Plaintiff alleged in her complaint that the collision and her resulting injuries were proximately caused by defendant's negligence in a number of respects. She produced no competent evidence to support her allegations that defendant was driving at an excessive speed, that he failed to decrease speed when approaching an intersection, or that he failed to keep a proper lookout or to keep his vehicle under reasonable control. The uncontradicted physical evidence disclosing that defendant's car *102 left skid marks only 96-feet long, that these were in a straight line and in defendant's proper lane of travel, and that his car came to a stop at the point of impact, certainly cannot support an inference either that his speed was excessive or that he failed to keep his car under reasonable control. Clayton v. Rimmer, 262 N.C. 302, 136 S.E.2d 562. Indeed, this physical evidence would more nearly support the contrary inference. Plaintiff produced no competent evidence whatever relating to the manner in which defendant was driving, certainly none which could legitimately support an inference of negligence on his part. Therefore, nonsuit was proper insofar as all of plaintiff's allegations of negligence on the part of defendant which relate to the manner in which he was driving are concerned.
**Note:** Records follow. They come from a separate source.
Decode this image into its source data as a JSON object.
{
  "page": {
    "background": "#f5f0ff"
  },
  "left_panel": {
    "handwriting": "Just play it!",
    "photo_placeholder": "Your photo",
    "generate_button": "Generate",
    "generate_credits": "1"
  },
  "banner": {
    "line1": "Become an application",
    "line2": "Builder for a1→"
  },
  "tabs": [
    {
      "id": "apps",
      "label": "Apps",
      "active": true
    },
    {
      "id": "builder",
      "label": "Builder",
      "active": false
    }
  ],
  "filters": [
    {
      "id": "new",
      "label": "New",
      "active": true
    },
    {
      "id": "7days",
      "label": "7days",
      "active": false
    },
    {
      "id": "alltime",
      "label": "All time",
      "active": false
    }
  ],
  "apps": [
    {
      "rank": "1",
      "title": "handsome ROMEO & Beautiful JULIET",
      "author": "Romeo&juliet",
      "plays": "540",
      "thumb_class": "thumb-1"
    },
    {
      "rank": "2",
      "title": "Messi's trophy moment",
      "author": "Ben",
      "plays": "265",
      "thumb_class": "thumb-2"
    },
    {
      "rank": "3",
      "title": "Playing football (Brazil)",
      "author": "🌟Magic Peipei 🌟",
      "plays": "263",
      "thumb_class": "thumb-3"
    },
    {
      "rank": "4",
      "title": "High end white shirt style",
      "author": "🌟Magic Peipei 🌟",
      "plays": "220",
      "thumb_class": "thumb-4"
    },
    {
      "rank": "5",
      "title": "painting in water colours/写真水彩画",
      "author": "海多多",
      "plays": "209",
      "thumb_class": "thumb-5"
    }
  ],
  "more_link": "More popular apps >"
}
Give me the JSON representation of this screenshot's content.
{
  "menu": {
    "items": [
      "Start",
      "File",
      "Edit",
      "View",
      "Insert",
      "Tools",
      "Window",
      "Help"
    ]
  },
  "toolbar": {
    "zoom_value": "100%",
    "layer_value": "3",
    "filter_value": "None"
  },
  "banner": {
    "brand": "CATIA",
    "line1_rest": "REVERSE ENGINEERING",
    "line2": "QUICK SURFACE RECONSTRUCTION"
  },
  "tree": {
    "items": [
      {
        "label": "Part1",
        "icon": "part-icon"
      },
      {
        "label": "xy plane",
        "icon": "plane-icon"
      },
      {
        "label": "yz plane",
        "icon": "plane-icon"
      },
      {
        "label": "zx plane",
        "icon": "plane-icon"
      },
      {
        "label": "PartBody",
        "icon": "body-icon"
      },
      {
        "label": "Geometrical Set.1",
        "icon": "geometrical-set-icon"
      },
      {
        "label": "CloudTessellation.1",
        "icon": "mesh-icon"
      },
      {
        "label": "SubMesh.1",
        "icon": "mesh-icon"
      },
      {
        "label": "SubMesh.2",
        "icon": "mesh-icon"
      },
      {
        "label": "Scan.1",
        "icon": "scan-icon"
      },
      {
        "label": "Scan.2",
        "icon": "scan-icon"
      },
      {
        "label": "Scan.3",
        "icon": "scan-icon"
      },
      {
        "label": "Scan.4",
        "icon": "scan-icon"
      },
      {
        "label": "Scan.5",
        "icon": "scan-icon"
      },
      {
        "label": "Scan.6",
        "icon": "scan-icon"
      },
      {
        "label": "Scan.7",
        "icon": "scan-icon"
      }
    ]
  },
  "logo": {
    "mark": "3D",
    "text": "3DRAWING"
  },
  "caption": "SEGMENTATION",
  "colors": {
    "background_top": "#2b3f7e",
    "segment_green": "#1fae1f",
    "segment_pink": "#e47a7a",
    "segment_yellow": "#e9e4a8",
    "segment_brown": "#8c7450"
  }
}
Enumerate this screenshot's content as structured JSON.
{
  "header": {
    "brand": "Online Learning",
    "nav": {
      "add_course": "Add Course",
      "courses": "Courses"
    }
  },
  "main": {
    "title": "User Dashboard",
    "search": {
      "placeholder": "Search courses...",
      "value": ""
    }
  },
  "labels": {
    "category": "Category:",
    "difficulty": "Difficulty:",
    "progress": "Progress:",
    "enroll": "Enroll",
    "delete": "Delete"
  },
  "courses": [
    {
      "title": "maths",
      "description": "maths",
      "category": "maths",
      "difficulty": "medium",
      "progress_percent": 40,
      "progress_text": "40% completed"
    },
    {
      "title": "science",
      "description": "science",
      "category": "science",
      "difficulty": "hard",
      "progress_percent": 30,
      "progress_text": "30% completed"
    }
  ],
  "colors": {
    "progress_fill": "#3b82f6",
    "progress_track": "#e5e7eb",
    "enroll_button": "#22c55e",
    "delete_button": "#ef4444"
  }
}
There remains only plaintiff's allegation that defendant was negligent in failing to yield the right-of-way to a vehicle already within the intersection, a violation of G.S. § 20-155(b). In this connection plaintiff's evidence was completely inconsistent with the allegations in her complaint. She alleged that the median on Highway 29-70 was approximately 20-feet wide and that Mrs. Kleiman, in whose car plaintiff was riding, drove on Highway 29-70 to its intersection with Osborne Road where she proceeded to make a left turn into Osborne Road. Had these been the facts, the provisions of G.S. § 20-154 and North Carolina court decisions which relate to the respective obligations imposed upon the driver of a vehicle turning left at an intersection and the driver of a vehicle approaching from the opposite direction would have applied. Plaintiff's evidence, however, was all to the effect that the median on Highway 29-70 was 31-feet wide, thus making the crossing of Osborne Road over the eastbound lanes of Highway 29-70 a separate intersection. G.S. § 20-38(12). In addition, all of plaintiff's evidence was to the effect that the Kleiman vehicle remained stopped in the crossover for several minutes before entering the intersection, a completely different factual situation from that alleged in her complaint. "The rule is well established that judgment of nonsuit is proper when there is a fatal variance between a plaintiff's allegata and probata. Proof without allegation is no better than allegation without proof. A plaintiff must make out his case secumdum allegata. He cannot recover except on the case made by his pleading." Hall v. Poteat, 257 N.C. 458, 125 S.E.2d 924. If the variance could not have misled the defendant to his prejudice, it will not be deemed material. G.S. § 1-168; McCrillis v. A & W Enterprises, Inc., 270 N.C. 637, 155 S.E.2d 281. Whether it will be deemed material and therefore fatal must be determined in the light of the facts of each case. Spaugh v. City of Winston-Salem, 249 N.C. 194, 105 S.E.2d 610. In the present case the plaintiff's allegations would have made applicable one group of statutes and decisions; her proof would make others here pertinent. The respective rights and obligations of the drivers of the two vehicles involved in the collision which gave rise to this lawsuit would be materially different, depending upon whether the facts were as plaintiff alleged or as she proved. In our judgment the variance between plaintiff's allegations and proof insofar as they related to her contention that defendant was negligent in failing to yield the right-of-way was substantial and material in this case.

Confronted by a failure of proof of any negligence of defendant in other respects and by the material variance between plaintiff's allegations and proof insofar as her allegation of negligence in failing to yield the right-of-way is concerned, the trial court properly entered judgment of nonsuit.


MALLARD, C. J., and BRITT, J., concur.